**WHAT YOU HAVE TO DO:**
Filter the entries, keeping every line with the string "Modules".

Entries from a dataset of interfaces
▬▬▬▬▬▬▬▬▬▬
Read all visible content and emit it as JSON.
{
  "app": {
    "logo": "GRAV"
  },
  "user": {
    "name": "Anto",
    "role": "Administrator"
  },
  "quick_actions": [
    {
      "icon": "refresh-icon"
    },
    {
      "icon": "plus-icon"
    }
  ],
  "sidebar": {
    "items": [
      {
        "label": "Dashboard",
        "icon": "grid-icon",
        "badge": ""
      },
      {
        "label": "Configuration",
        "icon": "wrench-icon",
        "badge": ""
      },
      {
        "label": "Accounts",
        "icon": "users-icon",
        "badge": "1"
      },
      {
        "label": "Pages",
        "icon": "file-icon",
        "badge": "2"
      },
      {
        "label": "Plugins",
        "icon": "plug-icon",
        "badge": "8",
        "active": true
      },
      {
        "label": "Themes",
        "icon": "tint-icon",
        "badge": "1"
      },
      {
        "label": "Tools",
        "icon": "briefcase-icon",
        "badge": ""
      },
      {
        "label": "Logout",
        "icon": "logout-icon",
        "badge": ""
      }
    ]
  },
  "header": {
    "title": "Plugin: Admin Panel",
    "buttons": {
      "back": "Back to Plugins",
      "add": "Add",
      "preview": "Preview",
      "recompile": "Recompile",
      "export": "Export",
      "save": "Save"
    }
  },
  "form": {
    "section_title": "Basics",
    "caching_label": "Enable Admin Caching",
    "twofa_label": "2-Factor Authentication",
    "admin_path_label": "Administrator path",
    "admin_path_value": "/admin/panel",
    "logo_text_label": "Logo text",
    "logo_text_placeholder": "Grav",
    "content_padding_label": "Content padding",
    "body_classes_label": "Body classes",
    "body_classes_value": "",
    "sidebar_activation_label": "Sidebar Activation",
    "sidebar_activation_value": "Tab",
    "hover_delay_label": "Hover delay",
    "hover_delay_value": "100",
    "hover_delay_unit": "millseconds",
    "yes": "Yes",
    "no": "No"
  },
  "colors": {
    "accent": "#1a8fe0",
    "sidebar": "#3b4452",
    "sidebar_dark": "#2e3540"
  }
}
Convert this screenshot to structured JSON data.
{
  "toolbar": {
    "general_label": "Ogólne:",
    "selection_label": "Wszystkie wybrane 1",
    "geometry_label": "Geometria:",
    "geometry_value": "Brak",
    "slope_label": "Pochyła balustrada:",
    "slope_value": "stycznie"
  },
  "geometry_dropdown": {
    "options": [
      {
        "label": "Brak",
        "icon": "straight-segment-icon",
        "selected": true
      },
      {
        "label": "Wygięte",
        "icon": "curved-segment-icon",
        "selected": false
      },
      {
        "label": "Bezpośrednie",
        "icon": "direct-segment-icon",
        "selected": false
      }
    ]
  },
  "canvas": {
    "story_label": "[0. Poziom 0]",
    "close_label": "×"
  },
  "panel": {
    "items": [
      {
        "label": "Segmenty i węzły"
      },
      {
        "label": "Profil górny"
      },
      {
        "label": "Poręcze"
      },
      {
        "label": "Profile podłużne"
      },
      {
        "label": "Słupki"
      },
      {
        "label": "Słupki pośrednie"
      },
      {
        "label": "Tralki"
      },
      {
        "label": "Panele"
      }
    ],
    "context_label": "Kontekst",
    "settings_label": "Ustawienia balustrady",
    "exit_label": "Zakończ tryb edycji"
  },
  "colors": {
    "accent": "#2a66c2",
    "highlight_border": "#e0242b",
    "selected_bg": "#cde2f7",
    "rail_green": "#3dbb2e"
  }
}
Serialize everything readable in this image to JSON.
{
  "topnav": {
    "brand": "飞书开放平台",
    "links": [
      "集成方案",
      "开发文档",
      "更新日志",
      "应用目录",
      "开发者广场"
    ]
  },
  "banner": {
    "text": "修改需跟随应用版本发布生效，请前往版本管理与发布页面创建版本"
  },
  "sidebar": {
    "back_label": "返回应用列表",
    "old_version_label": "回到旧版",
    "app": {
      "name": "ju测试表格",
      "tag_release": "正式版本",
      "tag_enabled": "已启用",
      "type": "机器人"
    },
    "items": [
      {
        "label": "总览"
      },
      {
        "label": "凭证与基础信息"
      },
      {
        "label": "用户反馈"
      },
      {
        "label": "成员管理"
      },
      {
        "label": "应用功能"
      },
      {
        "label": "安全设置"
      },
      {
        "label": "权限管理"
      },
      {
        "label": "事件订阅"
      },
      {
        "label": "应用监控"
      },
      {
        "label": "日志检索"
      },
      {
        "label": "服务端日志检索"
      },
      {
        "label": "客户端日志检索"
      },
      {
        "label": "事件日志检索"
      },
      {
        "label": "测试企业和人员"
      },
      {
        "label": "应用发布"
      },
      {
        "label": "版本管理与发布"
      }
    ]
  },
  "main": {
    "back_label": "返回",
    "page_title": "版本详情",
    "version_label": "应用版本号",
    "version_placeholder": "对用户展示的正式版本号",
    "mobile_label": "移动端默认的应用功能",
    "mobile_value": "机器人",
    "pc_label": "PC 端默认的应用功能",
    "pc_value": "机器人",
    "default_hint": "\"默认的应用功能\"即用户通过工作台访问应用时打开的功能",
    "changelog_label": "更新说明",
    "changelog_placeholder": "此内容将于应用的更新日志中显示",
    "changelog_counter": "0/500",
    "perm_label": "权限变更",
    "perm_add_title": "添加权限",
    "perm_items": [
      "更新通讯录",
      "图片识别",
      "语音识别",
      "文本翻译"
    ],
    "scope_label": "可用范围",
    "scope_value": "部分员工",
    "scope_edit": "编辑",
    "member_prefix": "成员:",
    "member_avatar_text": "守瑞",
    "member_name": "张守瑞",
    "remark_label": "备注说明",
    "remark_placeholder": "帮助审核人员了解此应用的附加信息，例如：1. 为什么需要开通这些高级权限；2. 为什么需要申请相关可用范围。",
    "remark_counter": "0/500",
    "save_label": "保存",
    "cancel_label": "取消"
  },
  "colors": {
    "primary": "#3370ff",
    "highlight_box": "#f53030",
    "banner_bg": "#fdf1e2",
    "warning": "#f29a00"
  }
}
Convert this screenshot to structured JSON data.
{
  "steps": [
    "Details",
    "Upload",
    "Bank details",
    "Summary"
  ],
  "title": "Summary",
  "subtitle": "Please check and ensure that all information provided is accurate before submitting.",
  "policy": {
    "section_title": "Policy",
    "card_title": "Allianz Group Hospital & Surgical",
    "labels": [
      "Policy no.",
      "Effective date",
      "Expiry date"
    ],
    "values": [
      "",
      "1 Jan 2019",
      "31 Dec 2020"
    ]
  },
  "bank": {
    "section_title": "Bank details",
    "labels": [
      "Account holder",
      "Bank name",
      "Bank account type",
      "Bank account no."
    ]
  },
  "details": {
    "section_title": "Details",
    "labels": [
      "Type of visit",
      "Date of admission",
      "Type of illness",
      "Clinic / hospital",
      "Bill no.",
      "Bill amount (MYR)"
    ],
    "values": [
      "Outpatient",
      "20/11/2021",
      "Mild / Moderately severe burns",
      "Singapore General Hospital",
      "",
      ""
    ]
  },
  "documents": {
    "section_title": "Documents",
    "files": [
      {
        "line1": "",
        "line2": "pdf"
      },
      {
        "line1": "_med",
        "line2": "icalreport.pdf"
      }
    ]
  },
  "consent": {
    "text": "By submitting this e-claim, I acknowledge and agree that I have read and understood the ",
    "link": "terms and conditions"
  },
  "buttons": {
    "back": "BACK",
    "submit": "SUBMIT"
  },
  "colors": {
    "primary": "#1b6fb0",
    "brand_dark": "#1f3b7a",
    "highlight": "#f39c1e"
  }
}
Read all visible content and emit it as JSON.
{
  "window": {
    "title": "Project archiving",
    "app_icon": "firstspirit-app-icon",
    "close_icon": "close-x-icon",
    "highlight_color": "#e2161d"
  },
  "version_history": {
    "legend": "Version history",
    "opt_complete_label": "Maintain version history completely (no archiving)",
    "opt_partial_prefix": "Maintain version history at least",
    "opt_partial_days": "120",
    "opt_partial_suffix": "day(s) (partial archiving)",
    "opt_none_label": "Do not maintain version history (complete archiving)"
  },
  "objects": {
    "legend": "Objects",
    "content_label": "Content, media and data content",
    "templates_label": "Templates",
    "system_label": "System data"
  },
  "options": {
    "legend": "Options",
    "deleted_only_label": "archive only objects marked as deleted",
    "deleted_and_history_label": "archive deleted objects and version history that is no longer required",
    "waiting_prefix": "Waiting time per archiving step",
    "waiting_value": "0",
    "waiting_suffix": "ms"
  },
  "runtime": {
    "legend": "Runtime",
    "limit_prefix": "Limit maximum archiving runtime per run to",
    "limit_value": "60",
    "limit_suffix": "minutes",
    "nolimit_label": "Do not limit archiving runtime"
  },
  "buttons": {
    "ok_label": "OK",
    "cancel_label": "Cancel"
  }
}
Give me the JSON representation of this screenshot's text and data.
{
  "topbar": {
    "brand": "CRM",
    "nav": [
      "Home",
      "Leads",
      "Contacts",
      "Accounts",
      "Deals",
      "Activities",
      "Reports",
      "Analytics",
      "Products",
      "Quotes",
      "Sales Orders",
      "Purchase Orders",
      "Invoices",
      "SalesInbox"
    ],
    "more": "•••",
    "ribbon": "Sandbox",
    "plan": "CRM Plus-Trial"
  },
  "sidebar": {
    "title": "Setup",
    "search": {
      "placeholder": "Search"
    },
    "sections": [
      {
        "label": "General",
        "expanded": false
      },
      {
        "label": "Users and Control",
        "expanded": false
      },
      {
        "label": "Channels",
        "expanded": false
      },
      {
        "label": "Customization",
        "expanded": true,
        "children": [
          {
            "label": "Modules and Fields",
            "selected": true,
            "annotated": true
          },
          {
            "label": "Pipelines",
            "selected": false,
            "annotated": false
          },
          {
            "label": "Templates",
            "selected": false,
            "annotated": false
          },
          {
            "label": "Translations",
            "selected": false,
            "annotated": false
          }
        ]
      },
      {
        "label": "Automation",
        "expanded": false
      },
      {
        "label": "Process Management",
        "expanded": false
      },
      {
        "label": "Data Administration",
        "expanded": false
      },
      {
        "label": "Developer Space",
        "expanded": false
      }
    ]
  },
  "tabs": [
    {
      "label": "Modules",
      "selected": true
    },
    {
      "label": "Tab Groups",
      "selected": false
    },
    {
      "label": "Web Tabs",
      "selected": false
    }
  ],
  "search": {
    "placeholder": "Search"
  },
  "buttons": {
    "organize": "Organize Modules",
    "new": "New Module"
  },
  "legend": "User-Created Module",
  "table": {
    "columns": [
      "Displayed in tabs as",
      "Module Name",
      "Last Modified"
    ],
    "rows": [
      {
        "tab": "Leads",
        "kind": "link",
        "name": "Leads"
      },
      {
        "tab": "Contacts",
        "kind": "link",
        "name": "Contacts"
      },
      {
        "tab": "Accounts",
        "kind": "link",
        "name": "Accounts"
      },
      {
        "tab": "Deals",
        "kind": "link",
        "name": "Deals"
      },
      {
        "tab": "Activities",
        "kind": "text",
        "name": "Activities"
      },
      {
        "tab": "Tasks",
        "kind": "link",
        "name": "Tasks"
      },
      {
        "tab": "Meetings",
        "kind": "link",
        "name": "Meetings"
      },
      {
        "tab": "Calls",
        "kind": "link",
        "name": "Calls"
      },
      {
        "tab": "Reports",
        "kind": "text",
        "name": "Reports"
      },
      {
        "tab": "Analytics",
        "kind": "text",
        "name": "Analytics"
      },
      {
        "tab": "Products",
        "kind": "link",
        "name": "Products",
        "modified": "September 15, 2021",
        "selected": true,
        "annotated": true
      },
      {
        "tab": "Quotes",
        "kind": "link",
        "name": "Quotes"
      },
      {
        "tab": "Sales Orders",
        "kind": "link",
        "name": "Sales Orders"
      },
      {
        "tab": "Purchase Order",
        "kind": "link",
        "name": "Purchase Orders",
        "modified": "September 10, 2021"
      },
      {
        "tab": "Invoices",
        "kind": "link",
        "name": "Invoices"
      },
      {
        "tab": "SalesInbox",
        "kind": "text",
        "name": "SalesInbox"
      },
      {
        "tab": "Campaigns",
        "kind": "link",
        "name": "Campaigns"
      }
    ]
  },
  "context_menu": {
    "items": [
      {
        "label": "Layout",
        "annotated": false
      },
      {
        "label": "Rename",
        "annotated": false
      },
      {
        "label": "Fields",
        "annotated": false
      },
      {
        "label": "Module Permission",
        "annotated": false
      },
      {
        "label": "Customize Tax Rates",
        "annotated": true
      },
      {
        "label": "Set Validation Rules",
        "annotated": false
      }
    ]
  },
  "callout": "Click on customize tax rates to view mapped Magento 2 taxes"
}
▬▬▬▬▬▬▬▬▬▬
**SOLUTION:**
            "label": "Modules and Fields",
      "label": "Modules",
    "organize": "Organize Modules",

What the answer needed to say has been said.